Exercise data: Begin
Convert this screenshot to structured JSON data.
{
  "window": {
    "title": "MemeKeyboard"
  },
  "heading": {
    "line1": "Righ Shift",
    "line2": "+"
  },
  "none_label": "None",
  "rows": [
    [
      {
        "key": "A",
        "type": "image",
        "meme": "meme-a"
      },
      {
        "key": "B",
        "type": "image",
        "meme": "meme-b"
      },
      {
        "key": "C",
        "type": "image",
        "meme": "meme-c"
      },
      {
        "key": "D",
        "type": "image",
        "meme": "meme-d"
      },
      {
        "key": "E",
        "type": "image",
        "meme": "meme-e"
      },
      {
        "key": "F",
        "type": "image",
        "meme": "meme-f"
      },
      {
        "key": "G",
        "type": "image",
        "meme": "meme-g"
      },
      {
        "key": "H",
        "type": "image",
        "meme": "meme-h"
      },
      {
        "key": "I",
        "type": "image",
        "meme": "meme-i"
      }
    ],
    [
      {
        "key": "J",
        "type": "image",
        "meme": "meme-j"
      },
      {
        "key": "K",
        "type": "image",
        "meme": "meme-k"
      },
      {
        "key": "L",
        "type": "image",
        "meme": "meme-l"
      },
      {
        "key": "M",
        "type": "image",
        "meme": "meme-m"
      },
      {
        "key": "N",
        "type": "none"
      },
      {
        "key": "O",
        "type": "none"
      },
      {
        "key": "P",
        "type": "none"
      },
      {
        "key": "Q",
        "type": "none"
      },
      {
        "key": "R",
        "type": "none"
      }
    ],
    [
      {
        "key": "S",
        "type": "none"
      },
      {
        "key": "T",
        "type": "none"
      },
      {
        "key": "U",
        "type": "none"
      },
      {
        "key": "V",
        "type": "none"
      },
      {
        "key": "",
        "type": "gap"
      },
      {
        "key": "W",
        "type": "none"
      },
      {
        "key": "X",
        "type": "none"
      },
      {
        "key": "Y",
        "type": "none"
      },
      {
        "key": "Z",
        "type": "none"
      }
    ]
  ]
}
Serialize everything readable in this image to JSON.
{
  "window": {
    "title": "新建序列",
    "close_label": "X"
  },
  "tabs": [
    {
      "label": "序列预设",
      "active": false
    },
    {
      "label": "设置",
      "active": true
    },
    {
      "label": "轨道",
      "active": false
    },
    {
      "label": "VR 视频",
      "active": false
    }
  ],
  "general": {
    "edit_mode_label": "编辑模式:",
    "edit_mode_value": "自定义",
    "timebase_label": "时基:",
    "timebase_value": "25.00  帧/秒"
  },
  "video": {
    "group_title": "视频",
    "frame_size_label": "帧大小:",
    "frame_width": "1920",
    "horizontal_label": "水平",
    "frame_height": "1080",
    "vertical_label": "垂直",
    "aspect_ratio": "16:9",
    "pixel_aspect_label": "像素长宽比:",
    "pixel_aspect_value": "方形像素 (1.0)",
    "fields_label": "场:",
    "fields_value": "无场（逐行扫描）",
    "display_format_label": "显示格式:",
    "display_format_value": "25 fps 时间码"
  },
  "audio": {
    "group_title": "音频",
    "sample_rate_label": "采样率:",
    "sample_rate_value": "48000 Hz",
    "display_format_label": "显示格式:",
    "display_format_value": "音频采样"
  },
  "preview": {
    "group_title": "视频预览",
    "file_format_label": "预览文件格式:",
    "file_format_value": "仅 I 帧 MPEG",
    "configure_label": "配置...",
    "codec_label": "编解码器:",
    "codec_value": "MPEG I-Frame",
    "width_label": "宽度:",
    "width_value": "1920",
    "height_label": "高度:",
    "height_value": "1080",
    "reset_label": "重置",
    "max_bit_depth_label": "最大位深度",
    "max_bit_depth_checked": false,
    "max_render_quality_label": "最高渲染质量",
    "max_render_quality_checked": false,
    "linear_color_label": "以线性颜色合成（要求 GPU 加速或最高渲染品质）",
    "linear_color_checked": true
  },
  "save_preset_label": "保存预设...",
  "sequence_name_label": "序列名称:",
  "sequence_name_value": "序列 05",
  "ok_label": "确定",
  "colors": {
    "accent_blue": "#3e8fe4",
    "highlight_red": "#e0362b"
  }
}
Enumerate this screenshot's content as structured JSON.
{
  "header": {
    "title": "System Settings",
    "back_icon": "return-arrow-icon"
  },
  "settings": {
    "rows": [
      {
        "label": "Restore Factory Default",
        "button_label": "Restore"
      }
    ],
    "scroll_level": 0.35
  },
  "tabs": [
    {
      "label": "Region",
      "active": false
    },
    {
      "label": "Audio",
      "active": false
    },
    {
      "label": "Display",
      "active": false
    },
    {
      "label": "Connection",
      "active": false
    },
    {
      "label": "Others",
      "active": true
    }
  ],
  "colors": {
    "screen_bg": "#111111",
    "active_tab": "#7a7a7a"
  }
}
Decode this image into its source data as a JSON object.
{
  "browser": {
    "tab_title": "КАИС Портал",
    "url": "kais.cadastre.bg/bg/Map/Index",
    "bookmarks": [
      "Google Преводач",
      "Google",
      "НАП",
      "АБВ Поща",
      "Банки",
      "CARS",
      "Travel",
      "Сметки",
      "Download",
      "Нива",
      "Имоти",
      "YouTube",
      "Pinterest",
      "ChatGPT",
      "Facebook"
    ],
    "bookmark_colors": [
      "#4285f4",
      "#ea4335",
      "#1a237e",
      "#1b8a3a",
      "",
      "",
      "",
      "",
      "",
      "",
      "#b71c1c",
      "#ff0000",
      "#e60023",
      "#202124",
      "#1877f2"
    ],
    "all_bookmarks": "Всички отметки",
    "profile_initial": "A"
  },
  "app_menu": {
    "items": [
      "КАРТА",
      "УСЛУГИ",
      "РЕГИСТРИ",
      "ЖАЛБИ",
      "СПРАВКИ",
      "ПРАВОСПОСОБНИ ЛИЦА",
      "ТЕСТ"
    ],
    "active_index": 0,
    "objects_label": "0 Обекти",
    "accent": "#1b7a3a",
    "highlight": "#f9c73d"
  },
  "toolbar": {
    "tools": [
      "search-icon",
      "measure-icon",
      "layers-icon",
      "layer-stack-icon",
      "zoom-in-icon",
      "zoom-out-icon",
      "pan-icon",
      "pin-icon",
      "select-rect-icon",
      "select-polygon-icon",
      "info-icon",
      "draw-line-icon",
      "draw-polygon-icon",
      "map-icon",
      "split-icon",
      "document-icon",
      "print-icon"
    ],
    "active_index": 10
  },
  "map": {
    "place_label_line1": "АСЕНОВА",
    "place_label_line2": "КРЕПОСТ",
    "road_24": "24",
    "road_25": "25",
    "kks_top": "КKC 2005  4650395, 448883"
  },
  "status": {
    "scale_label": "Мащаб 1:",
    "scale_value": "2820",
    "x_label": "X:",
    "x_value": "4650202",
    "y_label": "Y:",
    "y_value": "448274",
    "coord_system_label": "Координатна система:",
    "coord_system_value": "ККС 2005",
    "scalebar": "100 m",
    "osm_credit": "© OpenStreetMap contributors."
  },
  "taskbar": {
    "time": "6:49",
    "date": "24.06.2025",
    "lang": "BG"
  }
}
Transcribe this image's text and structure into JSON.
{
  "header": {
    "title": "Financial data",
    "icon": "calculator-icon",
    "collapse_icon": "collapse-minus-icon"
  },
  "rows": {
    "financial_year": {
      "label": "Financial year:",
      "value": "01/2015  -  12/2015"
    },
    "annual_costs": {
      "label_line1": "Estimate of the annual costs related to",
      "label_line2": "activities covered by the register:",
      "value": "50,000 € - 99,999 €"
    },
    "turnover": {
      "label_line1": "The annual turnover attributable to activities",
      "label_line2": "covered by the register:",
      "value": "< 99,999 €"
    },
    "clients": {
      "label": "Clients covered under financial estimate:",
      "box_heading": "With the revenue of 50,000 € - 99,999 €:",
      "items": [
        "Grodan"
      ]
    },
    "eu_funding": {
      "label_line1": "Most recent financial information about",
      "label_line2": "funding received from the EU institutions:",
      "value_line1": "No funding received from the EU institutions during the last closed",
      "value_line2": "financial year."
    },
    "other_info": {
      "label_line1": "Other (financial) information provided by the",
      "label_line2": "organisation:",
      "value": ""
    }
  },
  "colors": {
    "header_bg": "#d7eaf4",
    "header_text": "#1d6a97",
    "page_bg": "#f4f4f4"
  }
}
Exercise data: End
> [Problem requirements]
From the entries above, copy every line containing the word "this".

> [Response box]
Convert this screenshot to structured JSON data.
Serialize everything readable in this image to JSON.
Enumerate this screenshot's content as structured JSON.
Decode this image into its source data as a JSON object.
Transcribe this image's text and structure into JSON.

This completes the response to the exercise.